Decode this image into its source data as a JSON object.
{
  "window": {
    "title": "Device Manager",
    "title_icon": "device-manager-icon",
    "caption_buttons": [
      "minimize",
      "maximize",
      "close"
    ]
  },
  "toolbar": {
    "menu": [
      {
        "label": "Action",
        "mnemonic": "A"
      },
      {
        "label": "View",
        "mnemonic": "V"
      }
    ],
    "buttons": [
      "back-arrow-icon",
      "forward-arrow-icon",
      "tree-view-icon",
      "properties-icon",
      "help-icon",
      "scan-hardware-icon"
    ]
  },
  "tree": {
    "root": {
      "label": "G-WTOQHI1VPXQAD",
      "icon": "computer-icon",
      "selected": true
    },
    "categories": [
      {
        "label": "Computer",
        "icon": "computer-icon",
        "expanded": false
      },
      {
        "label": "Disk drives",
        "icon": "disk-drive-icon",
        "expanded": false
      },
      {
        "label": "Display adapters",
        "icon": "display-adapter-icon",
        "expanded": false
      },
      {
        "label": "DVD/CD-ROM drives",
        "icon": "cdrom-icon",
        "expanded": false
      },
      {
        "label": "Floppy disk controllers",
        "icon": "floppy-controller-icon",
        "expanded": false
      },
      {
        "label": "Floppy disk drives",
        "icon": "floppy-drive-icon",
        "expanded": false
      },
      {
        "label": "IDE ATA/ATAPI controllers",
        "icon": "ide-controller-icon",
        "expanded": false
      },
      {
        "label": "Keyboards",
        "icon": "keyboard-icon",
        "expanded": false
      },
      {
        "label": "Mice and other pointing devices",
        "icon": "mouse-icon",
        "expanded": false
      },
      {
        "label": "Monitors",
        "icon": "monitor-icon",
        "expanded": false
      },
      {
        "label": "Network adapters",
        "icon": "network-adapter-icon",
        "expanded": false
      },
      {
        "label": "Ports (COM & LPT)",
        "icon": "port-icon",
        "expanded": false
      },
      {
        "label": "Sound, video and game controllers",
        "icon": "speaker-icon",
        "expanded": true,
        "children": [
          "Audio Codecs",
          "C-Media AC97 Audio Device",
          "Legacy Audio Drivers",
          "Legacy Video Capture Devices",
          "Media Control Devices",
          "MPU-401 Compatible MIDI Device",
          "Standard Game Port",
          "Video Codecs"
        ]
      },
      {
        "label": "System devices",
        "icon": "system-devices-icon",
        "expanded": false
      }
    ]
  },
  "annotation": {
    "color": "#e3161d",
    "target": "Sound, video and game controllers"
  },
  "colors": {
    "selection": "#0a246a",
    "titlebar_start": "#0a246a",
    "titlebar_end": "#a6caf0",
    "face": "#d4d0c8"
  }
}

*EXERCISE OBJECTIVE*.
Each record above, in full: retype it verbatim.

*REPLY TO THE EXERCISE*.
Decode this image into its source data as a JSON object.
{
  "window": {
    "title": "Device Manager",
    "title_icon": "device-manager-icon",
    "caption_buttons": [
      "minimize",
      "maximize",
      "close"
    ]
  },
  "toolbar": {
    "menu": [
      {
        "label": "Action",
        "mnemonic": "A"
      },
      {
        "label": "View",
        "mnemonic": "V"
      }
    ],
    "buttons": [
      "back-arrow-icon",
      "forward-arrow-icon",
      "tree-view-icon",
      "properties-icon",
      "help-icon",
      "scan-hardware-icon"
    ]
  },
  "tree": {
    "root": {
      "label": "G-WTOQHI1VPXQAD",
      "icon": "computer-icon",
      "selected": true
    },
    "categories": [
      {
        "label": "Computer",
        "icon": "computer-icon",
        "expanded": false
      },
      {
        "label": "Disk drives",
        "icon": "disk-drive-icon",
        "expanded": false
      },
      {
        "label": "Display adapters",
        "icon": "display-adapter-icon",
        "expanded": false
      },
      {
        "label": "DVD/CD-ROM drives",
        "icon": "cdrom-icon",
        "expanded": false
      },
      {
        "label": "Floppy disk controllers",
        "icon": "floppy-controller-icon",
        "expanded": false
      },
      {
        "label": "Floppy disk drives",
        "icon": "floppy-drive-icon",
        "expanded": false
      },
      {
        "label": "IDE ATA/ATAPI controllers",
        "icon": "ide-controller-icon",
        "expanded": false
      },
      {
        "label": "Keyboards",
        "icon": "keyboard-icon",
        "expanded": false
      },
      {
        "label": "Mice and other pointing devices",
        "icon": "mouse-icon",
        "expanded": false
      },
      {
        "label": "Monitors",
        "icon": "monitor-icon",
        "expanded": false
      },
      {
        "label": "Network adapters",
        "icon": "network-adapter-icon",
        "expanded": false
      },
      {
        "label": "Ports (COM & LPT)",
        "icon": "port-icon",
        "expanded": false
      },
      {
        "label": "Sound, video and game controllers",
        "icon": "speaker-icon",
        "expanded": true,
        "children": [
          "Audio Codecs",
          "C-Media AC97 Audio Device",
          "Legacy Audio Drivers",
          "Legacy Video Capture Devices",
          "Media Control Devices",
          "MPU-401 Compatible MIDI Device",
          "Standard Game Port",
          "Video Codecs"
        ]
      },
      {
        "label": "System devices",
        "icon": "system-devices-icon",
        "expanded": false
      }
    ]
  },
  "annotation": {
    "color": "#e3161d",
    "target": "Sound, video and game controllers"
  },
  "colors": {
    "selection": "#0a246a",
    "titlebar_start": "#0a246a",
    "titlebar_end": "#a6caf0",
    "face": "#d4d0c8"
  }
}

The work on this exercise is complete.